_Work required_. Return all of the entries exactly, but do not include the pictures.

'''

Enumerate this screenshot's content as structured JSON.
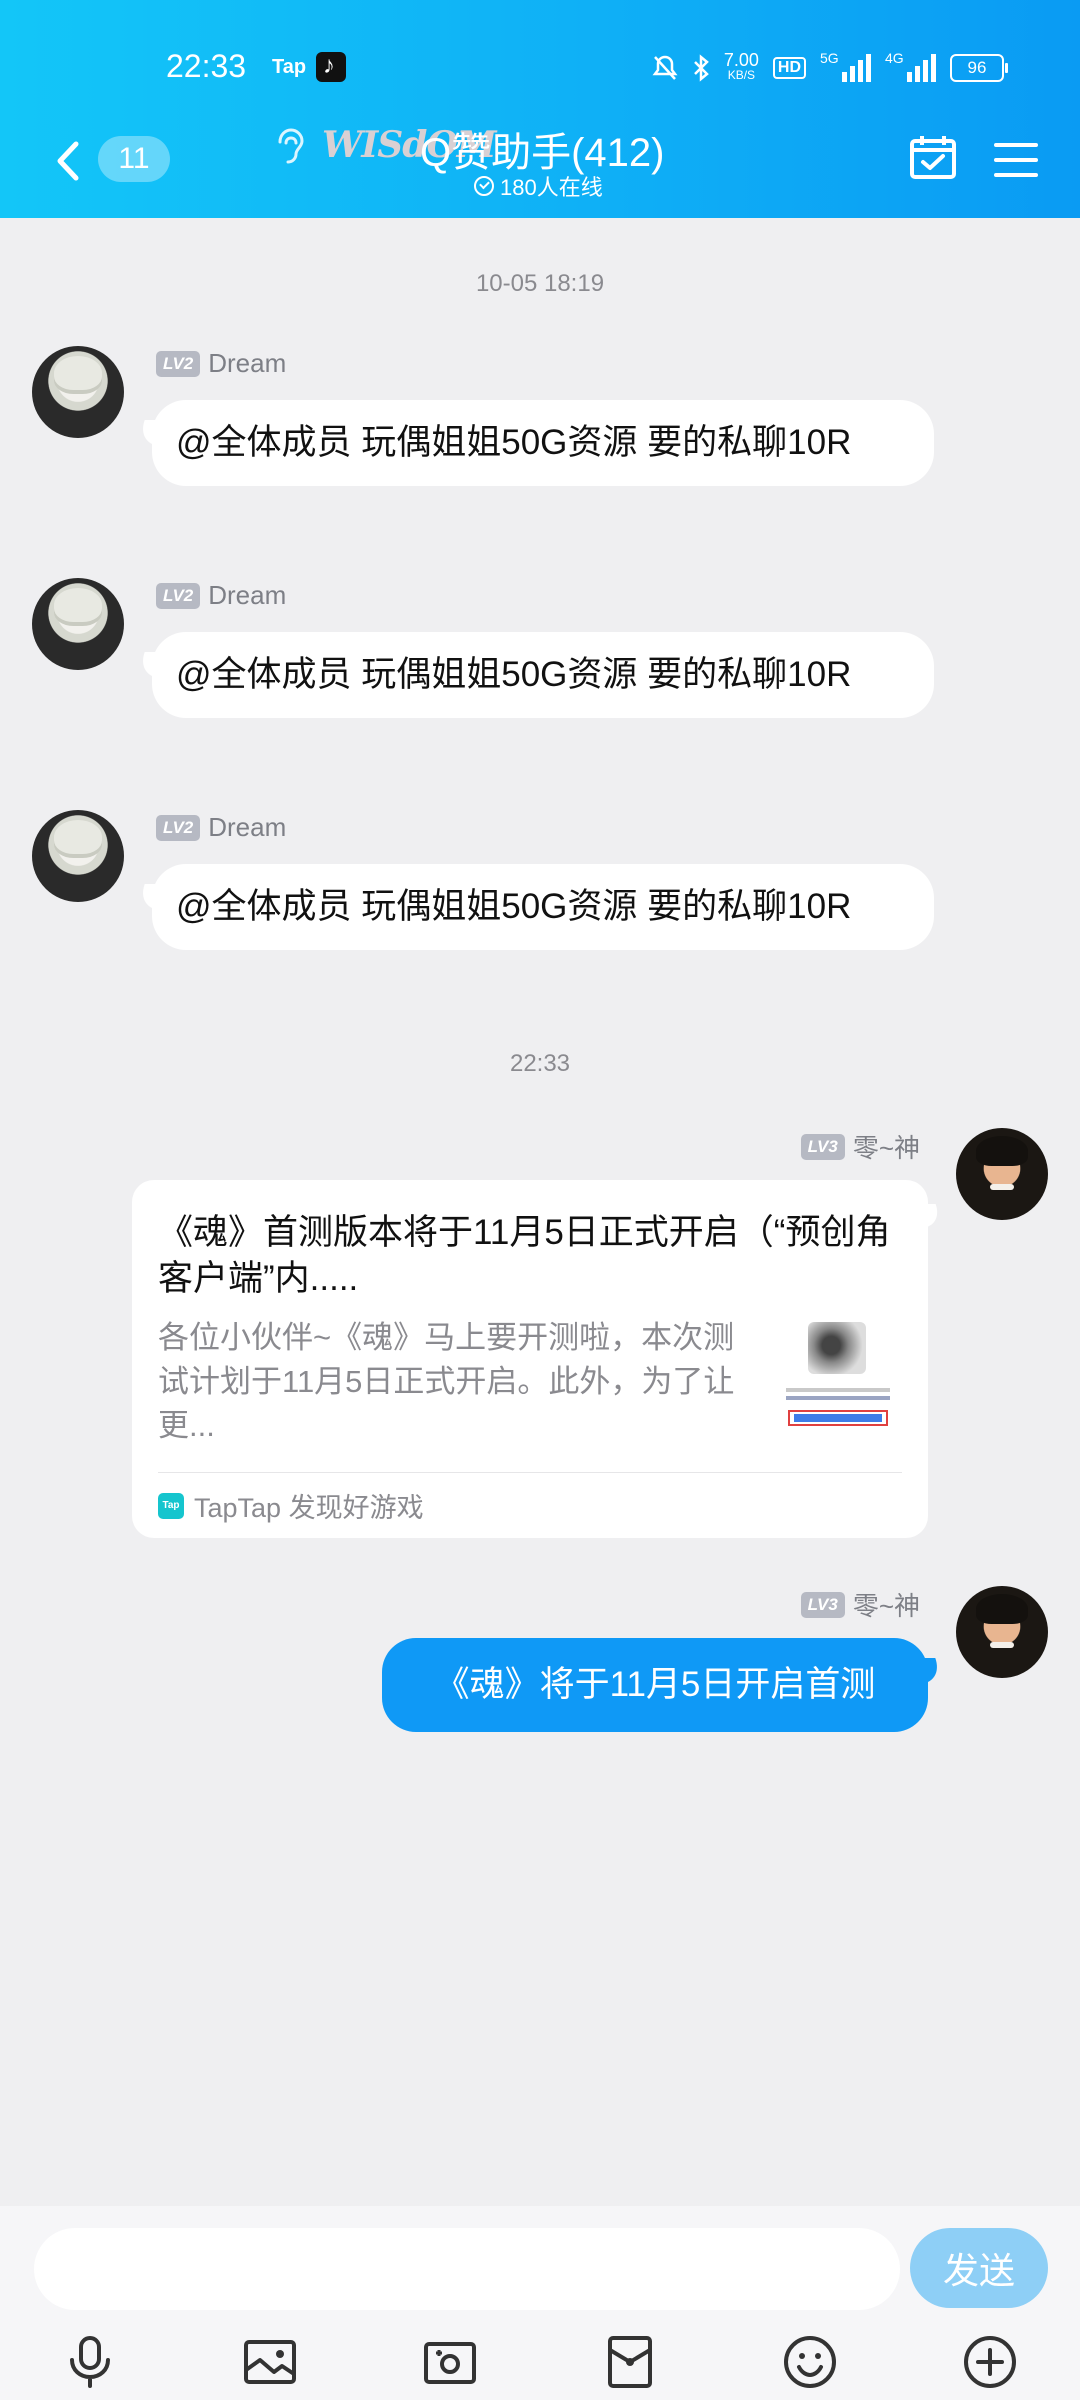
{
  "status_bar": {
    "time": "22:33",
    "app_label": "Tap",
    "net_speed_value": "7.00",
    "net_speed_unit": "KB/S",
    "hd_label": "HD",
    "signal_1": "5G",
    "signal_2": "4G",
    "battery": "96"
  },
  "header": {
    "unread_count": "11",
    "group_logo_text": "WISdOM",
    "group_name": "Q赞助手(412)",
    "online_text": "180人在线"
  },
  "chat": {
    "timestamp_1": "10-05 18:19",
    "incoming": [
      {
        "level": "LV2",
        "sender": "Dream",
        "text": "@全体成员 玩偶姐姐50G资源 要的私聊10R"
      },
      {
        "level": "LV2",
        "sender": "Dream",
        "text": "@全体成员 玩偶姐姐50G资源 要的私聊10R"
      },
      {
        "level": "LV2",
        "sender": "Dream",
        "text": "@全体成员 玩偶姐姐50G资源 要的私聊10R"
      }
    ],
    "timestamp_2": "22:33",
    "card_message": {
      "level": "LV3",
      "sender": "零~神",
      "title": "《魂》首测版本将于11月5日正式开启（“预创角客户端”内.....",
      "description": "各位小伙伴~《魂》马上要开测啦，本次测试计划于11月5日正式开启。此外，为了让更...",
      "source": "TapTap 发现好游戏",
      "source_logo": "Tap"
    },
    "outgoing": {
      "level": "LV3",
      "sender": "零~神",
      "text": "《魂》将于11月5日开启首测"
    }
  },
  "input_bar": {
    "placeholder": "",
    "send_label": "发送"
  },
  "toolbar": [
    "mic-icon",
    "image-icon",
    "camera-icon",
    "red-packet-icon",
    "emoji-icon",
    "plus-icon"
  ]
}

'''

_Output for this task_.
Enumerate this screenshot's content as structured JSON.
{
  "status_bar": {
    "time": "22:33",
    "app_label": "Tap",
    "net_speed_value": "7.00",
    "net_speed_unit": "KB/S",
    "hd_label": "HD",
    "signal_1": "5G",
    "signal_2": "4G",
    "battery": "96"
  },
  "header": {
    "unread_count": "11",
    "group_logo_text": "WISdOM",
    "group_name": "Q赞助手(412)",
    "online_text": "180人在线"
  },
  "chat": {
    "timestamp_1": "10-05 18:19",
    "incoming": [
      {
        "level": "LV2",
        "sender": "Dream",
        "text": "@全体成员 玩偶姐姐50G资源 要的私聊10R"
      },
      {
        "level": "LV2",
        "sender": "Dream",
        "text": "@全体成员 玩偶姐姐50G资源 要的私聊10R"
      },
      {
        "level": "LV2",
        "sender": "Dream",
        "text": "@全体成员 玩偶姐姐50G资源 要的私聊10R"
      }
    ],
    "timestamp_2": "22:33",
    "card_message": {
      "level": "LV3",
      "sender": "零~神",
      "title": "《魂》首测版本将于11月5日正式开启（“预创角客户端”内.....",
      "description": "各位小伙伴~《魂》马上要开测啦，本次测试计划于11月5日正式开启。此外，为了让更...",
      "source": "TapTap 发现好游戏",
      "source_logo": "Tap"
    },
    "outgoing": {
      "level": "LV3",
      "sender": "零~神",
      "text": "《魂》将于11月5日开启首测"
    }
  },
  "input_bar": {
    "placeholder": "",
    "send_label": "发送"
  },
  "toolbar": [
    "mic-icon",
    "image-icon",
    "camera-icon",
    "red-packet-icon",
    "emoji-icon",
    "plus-icon"
  ]
}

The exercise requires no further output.